Positions Related to Veterinary Work
Many young adults dream of pursuing veterinary careers but feel discouraged by the number of years (and cost) necessary to attain the education and licensing necessary to practice veterinary medicine. For those who are lucky enough to identify and pursue this career early on, veterinary medicine can offer a satisfying career in terms of monetary compensation, as well as personal fulfillment. For those who discover their interest in working with and for animals later in life, or for those who for whatever reason are unable to attend and fund long-term medical studies, there are related careers like veterinary assistant positions that are in high demand and fulfilling. While not all animal jobs are as high-paying as a medical veterinary position, there are other lucrative positions that require much less formal schooling and may interest individuals with a variety of skills sets. Examples include the following:
Veterinary assistants: Individuals who secure animal jobs as assistants to veterinarians perform a variety of support tasks in settings such as veterinary offices, kennels, animal shelters, zoos, and other locations. These individuals may be in charge of administrative tasks as well as hands-on animal care work, such as cleaning or grooming, feeding animals, and prepping them for health checks.

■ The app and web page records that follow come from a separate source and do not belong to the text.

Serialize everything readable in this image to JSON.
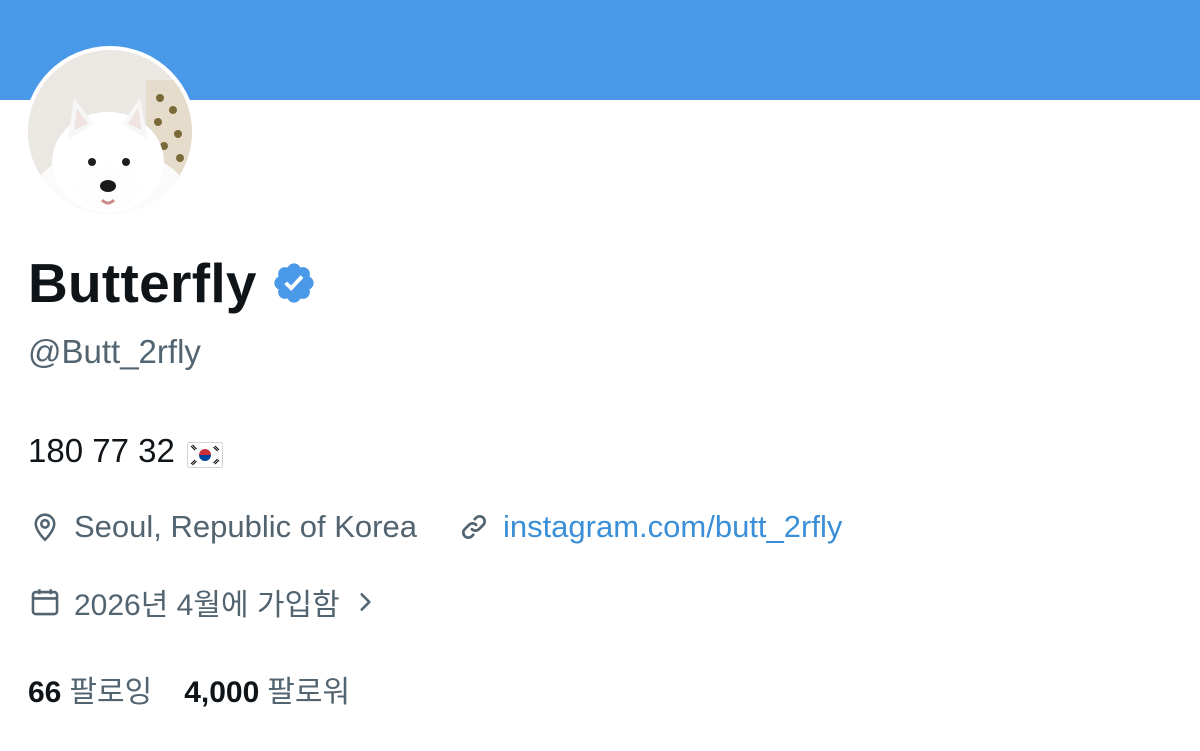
{
  "profile": {
    "display_name": "Butterfly",
    "handle": "@Butt_2rfly",
    "bio": "180 77 32",
    "bio_flag": "south-korea-flag-emoji",
    "location": "Seoul, Republic of Korea",
    "website": "instagram.com/butt_2rfly",
    "joined": "2026년 4월에 가입함",
    "following_count": "66",
    "following_label": "팔로잉",
    "followers_count": "4,000",
    "followers_label": "팔로워",
    "verified": true
  },
  "icons": {
    "verified": "verified-badge-icon",
    "location": "map-pin-icon",
    "website": "link-icon",
    "joined": "calendar-icon",
    "more": "chevron-right-icon"
  },
  "colors": {
    "banner": "#4a99e9",
    "verified": "#4a99e9",
    "link": "#3a8fd8",
    "text_primary": "#0f1419",
    "text_secondary": "#536471"
  }
}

Animal trainer: Numerous establishments use the assistance of qualified animal trainers, including police stations, kennels, zoos, pet stores, and other organizations that involve animals. Workers who train animals often do so as a personal venture that leads to owning a large or small business. Coursework for animal trainers can often be found at veterinary assistant schools and online programs.
Zoologist: A zoologist most often studies and researches various aspects of animal life and health. Zoologists need a doctoral degree. (This degree often takes less time than the four-year veterinary medical school, internship, and state licensing that most veterinarians must complete.) Zoologists often specialize in working with one type of animal or animals that live in a specific environment.
Veterinary technician: A veterinary technician is more specialized than a veterinary assistant. This job entails work similar to that of a nurse—running routine tests, taking samples, and using various types of medical equipment during examinations done by the veterinarian.
These are just a few examples of jobs individuals can attain that involve care, assistance, and contact with animals. These positions have varying education requirements, some of which can be satisfied at an online veterinary assistant school (except for zoologist positions, which require years of onsite university and medical education). Some positions, including that of vet assistant, can be secured without years of training and expensive schooling. There are online programs that familiarize candidates and provide certification for many animal care jobs. To learn more about them, visit www.animalbehaviorcollege.com.